**Work request:** The word "Ctrl" occurs in some of the lines below; copy each of those lines.

**Data listing:**
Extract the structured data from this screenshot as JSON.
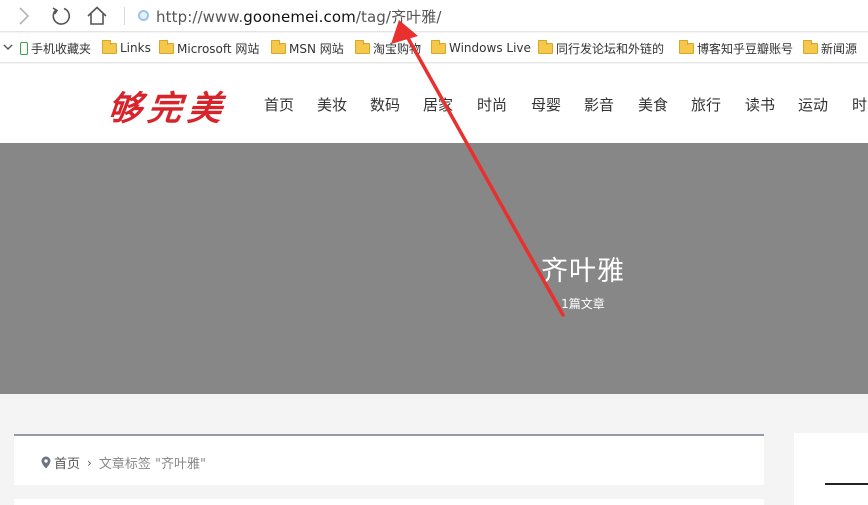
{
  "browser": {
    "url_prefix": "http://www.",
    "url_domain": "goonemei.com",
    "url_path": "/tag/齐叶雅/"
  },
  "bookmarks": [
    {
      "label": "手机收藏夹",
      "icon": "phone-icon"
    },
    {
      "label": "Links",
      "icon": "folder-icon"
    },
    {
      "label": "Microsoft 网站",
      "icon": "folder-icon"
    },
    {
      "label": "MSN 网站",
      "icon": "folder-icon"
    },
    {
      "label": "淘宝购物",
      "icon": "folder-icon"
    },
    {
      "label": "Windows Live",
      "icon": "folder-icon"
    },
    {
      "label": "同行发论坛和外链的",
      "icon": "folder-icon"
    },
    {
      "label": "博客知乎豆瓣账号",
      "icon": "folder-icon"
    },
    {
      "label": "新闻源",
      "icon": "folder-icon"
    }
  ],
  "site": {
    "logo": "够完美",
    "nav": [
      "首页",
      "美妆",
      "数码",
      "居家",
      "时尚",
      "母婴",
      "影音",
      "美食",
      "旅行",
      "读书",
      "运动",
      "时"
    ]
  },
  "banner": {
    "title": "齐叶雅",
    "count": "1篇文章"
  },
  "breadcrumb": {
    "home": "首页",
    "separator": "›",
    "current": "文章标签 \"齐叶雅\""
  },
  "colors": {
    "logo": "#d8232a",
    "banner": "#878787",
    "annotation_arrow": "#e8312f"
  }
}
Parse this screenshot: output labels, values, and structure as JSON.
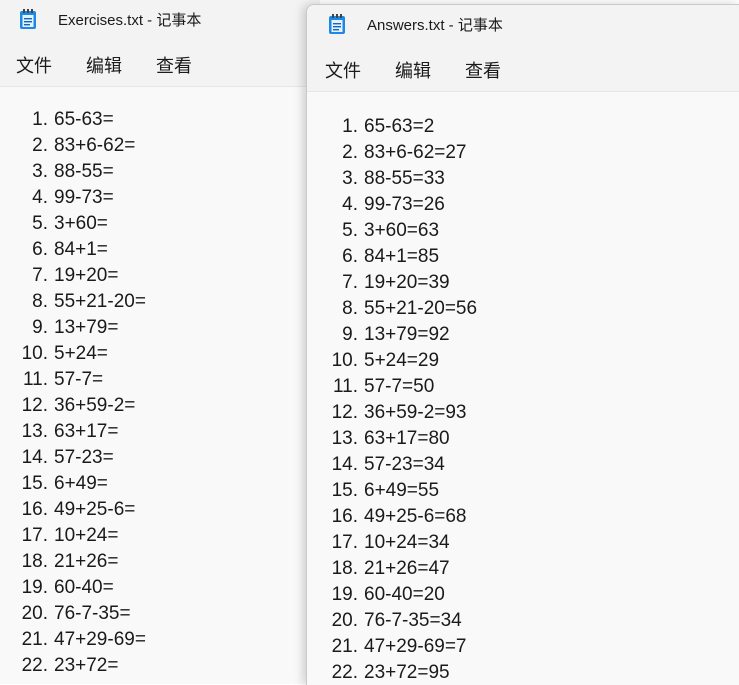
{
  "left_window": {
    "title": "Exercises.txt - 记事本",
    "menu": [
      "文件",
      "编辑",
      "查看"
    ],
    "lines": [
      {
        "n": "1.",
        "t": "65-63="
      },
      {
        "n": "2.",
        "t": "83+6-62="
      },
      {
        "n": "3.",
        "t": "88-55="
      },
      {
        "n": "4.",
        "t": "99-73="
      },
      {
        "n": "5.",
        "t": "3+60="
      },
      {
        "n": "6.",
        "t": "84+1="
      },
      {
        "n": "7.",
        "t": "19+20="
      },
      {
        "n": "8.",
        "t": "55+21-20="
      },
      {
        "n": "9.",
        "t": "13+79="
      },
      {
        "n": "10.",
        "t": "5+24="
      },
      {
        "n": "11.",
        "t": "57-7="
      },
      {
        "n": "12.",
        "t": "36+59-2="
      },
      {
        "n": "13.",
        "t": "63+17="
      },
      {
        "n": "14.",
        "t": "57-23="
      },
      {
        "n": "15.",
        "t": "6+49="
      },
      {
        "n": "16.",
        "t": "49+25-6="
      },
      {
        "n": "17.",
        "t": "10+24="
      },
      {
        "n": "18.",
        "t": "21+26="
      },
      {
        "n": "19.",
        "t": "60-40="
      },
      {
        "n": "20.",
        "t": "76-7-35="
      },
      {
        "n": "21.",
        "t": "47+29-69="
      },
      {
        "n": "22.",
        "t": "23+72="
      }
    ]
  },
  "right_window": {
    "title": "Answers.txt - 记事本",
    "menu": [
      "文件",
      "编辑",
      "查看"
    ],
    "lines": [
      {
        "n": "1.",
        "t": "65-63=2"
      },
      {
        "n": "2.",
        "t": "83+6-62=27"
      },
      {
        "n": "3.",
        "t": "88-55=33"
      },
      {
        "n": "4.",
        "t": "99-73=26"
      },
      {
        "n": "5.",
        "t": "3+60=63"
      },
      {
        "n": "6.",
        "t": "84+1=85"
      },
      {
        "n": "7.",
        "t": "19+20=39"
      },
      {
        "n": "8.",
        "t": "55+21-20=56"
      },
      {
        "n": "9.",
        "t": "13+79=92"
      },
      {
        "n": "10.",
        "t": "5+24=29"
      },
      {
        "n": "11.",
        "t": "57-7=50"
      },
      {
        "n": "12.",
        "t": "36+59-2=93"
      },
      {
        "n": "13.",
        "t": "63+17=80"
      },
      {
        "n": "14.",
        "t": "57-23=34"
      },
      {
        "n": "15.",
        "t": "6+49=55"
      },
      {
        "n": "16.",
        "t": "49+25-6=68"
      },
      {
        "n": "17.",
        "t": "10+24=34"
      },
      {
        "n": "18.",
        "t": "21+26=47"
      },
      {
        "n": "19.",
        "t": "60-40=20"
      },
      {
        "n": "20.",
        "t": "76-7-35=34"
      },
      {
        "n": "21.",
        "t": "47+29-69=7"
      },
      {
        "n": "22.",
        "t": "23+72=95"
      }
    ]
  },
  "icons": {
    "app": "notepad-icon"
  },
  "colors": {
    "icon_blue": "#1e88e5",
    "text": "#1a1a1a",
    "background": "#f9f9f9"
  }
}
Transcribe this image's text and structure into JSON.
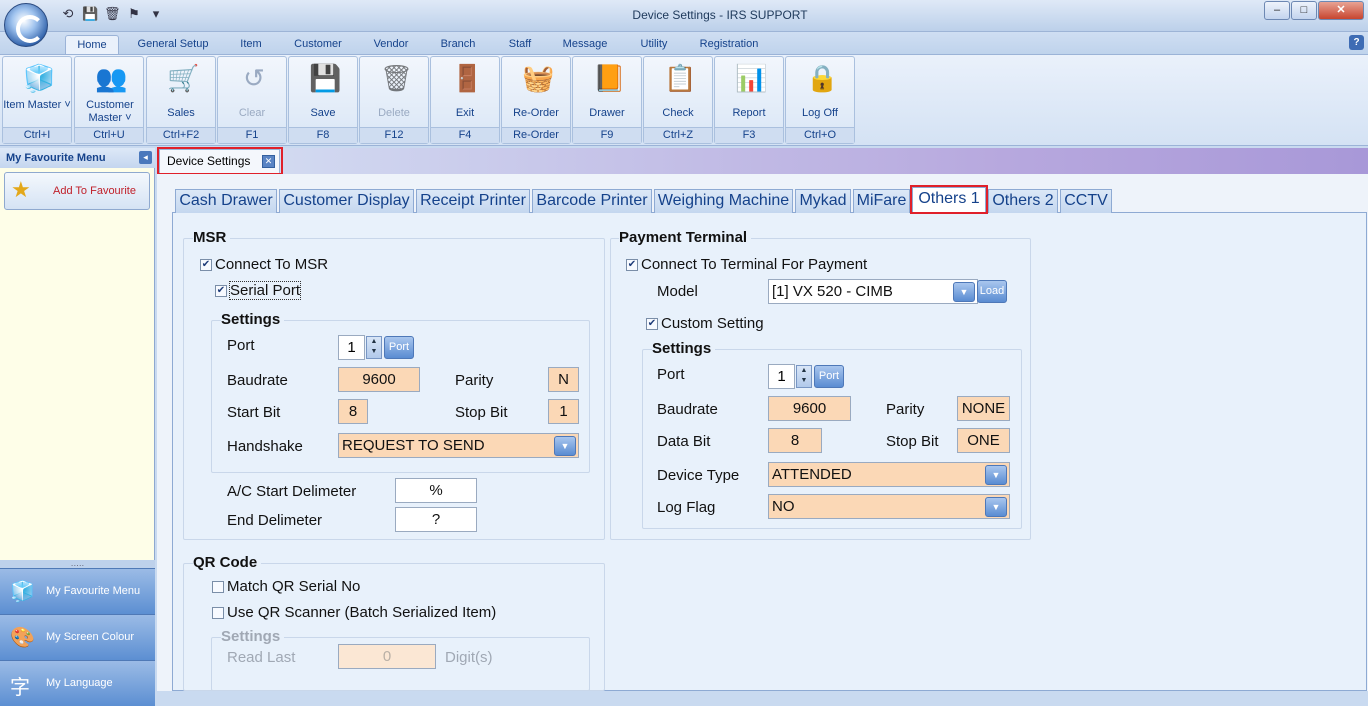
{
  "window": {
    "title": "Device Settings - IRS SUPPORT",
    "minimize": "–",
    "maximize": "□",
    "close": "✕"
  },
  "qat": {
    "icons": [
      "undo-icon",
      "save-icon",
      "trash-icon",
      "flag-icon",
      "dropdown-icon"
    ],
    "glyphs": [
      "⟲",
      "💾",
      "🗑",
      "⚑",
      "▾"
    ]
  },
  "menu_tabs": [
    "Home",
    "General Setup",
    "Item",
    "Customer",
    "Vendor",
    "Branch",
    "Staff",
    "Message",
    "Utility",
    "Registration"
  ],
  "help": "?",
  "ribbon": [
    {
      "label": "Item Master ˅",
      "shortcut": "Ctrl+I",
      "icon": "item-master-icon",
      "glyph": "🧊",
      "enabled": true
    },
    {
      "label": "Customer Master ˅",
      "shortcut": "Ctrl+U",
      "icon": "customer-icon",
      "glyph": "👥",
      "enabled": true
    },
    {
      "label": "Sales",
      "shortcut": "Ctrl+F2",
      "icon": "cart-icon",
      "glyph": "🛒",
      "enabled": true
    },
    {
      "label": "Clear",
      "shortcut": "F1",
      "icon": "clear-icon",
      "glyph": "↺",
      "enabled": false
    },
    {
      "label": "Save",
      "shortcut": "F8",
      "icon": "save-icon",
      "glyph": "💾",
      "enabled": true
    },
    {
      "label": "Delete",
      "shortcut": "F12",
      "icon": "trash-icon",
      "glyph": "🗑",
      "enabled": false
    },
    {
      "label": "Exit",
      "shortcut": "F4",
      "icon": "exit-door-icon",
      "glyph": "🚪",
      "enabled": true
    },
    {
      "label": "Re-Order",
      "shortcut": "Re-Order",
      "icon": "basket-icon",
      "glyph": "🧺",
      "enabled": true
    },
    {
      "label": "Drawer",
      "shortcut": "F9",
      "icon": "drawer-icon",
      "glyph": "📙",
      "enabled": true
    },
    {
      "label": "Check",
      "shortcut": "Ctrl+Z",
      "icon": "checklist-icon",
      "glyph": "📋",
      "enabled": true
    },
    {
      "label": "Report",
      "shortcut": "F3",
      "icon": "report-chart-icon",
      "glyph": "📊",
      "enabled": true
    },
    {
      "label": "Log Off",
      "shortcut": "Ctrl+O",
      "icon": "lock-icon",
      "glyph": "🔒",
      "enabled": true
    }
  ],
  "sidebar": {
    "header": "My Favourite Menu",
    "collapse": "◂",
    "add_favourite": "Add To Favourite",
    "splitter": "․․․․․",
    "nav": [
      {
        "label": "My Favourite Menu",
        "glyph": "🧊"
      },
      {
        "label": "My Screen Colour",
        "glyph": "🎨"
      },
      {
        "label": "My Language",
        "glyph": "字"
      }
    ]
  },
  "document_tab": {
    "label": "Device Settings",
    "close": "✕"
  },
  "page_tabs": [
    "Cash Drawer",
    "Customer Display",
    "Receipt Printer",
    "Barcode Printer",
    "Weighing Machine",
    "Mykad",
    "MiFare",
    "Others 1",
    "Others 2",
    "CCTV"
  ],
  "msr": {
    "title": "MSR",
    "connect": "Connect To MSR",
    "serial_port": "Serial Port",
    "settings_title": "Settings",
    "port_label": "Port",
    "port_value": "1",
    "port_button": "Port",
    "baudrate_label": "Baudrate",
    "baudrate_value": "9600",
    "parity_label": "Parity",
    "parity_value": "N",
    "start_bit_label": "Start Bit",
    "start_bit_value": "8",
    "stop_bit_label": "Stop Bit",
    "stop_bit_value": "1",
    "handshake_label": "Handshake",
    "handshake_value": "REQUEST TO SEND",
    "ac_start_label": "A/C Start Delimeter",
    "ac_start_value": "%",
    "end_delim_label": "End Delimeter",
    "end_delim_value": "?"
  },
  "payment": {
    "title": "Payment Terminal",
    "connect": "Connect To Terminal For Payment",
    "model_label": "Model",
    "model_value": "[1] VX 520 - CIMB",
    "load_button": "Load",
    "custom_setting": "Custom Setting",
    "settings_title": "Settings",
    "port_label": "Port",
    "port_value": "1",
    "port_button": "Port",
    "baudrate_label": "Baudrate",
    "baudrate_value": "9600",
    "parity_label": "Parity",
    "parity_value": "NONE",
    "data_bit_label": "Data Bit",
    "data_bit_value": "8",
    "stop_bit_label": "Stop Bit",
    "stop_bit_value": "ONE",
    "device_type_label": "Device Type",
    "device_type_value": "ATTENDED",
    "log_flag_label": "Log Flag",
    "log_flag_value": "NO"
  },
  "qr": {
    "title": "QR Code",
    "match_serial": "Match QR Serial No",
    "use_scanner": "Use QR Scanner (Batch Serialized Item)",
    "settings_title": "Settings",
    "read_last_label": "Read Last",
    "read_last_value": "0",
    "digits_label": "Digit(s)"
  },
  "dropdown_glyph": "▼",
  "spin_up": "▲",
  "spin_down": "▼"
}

**Task answer:**
      "shortcut": "Ctrl+I",
      "shortcut": "Ctrl+U",
      "shortcut": "Ctrl+F2",
      "shortcut": "Ctrl+Z",
      "shortcut": "Ctrl+O",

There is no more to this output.